Cross-platform messaging app, WhatsApp, earlier this week announced that it was breached. This breach left users unknowingly vulnerable to malicious spyware installed on their smartphones. The security vulnerability affected both iPhone and Android devices, with WhatsApp urging users to update their apps as soon as possible.
In light of this security breach, today’s blog article will share best practices to help firms keep their names out of the headlines. Sometimes it’s the basics we forget about so here are four evergreen tips we recommend businesses to follow for robust IT security and infrastructures.
Tip #1 - Guard Your Network
In addition to utilising highly secure cloud platforms and/or investing time and money into building and maintaining a secure Comms. Room for infrastructure and physical devices, firms are advised to ensure the right practices are in place to protect the just as important nontangible assets - their networks. Here’s are some tips from our experts on how to do this:
- Carefully consider who requires access to your network, along with the level of access needed on a per user basis. Granting unlimited access to only trusted users will reduce the chances of any malicious content being introduced to your network.
- Creating strong passwords and authentication requirements systemwide. Whilst this may seem an obvious thing to do, it can often be overlooked when passwords are being changed frequently in a bid to boost security. Our recent blog share tips on creating strong passwords.
- Timely patch management is a must as well.
- It is also good practice to create a separate WiFi network for guests visiting your firm. This is so that anyone outside of your organisation does not have access to your firm’s core network, avoiding any disruptions to your daily business operations.
- Lastly, close monitoring of networks and devices is crucial to detecting and mitigating any threats. The quicker you spot a threat the better chance you have to avoid a breach.
Tip #2 - Build and Nurture a Security-Centric Organisational Culture
Human error is arguably the weakest link in the security chain of any organisation, with hackers using increasingly deceiving tactics to exploit employees. Social engineering and phishing attacks gain the trust of users, encouraging them to grant malicious cyber criminals access to confidential information, click on malicious links and fill out their details on bogus websites.
Along with the various security tools deployed to combat such attacks, firms and their employees should be aware of the ongoing role they play in the cyber safety of the firm. This requires businesses to build and nurture a security-centric culture. This can be achieved through taking the following steps:

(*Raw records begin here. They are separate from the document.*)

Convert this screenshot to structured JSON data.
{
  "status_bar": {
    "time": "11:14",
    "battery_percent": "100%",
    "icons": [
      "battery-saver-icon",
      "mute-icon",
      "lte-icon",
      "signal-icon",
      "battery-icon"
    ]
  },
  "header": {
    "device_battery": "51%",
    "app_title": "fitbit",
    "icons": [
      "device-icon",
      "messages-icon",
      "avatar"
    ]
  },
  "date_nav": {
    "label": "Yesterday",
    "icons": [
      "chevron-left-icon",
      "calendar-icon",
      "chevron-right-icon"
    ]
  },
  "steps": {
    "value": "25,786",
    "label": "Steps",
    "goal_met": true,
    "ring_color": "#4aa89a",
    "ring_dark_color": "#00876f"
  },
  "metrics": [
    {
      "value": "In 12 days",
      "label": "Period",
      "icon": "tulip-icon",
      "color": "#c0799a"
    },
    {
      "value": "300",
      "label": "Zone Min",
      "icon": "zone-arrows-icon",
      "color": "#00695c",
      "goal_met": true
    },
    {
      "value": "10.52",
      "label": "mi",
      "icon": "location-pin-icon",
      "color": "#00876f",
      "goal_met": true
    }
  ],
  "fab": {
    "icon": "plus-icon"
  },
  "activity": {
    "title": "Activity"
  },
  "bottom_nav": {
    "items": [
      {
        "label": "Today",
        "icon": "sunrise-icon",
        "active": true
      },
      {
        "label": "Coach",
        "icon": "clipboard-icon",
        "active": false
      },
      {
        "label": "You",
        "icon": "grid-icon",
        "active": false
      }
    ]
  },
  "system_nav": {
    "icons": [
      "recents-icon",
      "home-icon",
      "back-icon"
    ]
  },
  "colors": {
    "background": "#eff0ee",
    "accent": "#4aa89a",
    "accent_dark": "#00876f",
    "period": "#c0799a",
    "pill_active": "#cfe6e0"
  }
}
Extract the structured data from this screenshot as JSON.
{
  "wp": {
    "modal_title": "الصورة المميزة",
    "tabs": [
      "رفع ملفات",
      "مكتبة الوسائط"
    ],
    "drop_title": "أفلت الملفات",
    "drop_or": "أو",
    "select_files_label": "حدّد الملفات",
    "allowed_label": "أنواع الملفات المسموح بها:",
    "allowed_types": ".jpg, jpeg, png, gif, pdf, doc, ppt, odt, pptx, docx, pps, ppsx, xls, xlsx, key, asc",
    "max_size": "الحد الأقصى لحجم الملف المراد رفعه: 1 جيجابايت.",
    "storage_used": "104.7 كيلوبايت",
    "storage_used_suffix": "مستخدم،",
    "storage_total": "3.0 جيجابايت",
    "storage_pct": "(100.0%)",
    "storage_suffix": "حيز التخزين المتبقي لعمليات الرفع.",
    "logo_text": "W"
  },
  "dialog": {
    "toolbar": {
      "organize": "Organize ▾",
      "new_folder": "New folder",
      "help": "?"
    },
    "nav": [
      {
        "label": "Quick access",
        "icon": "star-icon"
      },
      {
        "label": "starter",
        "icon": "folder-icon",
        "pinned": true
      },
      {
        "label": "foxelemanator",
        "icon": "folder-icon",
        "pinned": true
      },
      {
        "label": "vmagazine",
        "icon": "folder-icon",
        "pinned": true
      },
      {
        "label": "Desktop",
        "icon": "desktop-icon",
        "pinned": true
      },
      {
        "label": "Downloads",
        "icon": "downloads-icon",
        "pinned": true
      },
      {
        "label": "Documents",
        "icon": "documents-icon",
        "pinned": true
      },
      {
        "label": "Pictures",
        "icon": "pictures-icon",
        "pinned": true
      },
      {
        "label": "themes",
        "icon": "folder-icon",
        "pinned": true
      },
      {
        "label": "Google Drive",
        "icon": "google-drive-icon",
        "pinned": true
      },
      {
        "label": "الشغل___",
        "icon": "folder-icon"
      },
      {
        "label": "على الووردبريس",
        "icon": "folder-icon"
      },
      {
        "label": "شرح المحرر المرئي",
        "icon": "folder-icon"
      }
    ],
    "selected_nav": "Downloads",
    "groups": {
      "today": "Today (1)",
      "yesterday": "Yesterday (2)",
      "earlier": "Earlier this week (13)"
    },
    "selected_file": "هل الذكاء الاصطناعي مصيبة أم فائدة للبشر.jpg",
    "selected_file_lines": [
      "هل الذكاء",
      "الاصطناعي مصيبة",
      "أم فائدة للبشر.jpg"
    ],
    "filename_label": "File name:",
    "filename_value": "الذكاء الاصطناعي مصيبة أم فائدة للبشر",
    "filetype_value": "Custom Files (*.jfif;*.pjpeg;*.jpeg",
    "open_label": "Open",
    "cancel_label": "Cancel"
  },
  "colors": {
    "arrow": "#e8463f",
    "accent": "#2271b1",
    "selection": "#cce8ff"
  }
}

Firms are advised to conduct frequent managed phishing tests to assess if employees can successfully identify new phishing techniques and threats, and, to provide training in areas that require improvement. You can find out more about how managed phishing and training works here.
It is also good practice to involve employees at all levels in the suggested programme, as well as to document results in the form of quarterly reports to track and compare progress over time. This is a great method to determine your organisaion’s overall security stance. In a recent webinar, we explored building a human firewall with confident employees. View the full recording here to learn phishing best practices shared by our Business Continuity and Data Privacy experts.
Buy-in from the senior management team is crucial to securing the funds and focus needed to create and maintain a security-centric organisational culture. To get the green light from board members, it is important to ensure they understand the consequences that the business may be faced with if users are not confident enough to recognise the changing faces of threats in today’s landscape.
Tip #3 - Maintaining Security Outside the Office with Multi-Factor Authentication
In today’s working world, it is essential for firms to understand and educate its employees on the importance of extending security practices to beyond the walls of the office. The use of smartphones and tablets has become widespread as has remote working. Through implementing multi-factor authentication (MFA) on such devices firms can ensure secure remote working for its employees.
MFA is an authentication method by which a user is only granted access to a device after successfully presenting two or more pieces of evidence (factors). These are knowledge, possession and inherence based. You can read our recent blog article on MFA to learn more about this security tool and how it can help secure your network both inside and outside the office.
Tip #4 - Monitor the Dark Web and Respond
Across the dark web criminals are buying and selling stolen user credentials, including email addresses, usernames and passwords, to access high value (i.e. executive and privileged user) accounts. Once in a system, malicious hackers steal financial assets, uncover trade secrets and exploit the vulnerabilities of users. To stop this threat firms must monitor the Dark Web and respond.
Dark Web Monitoring is a vital security practice that should be adopted by companies of all sizes and technology deployments (i.e. cloud or on-premise), and is offered by trusted IT providers. So, how do we implement this you ask? If outsourcing this task to experts, simply provide a watchlist of assets including IP addresses, email addresses and domains for cybersecurity intelligence analysts to monitor across the dark web on a 24x7 basis. If exposed credentials of an active user are matched, the IT provider will alert the respective user to reset their password at next login.
View our datasheet on Eze Dark Web Monitoring to learn more.
Categorized under: Security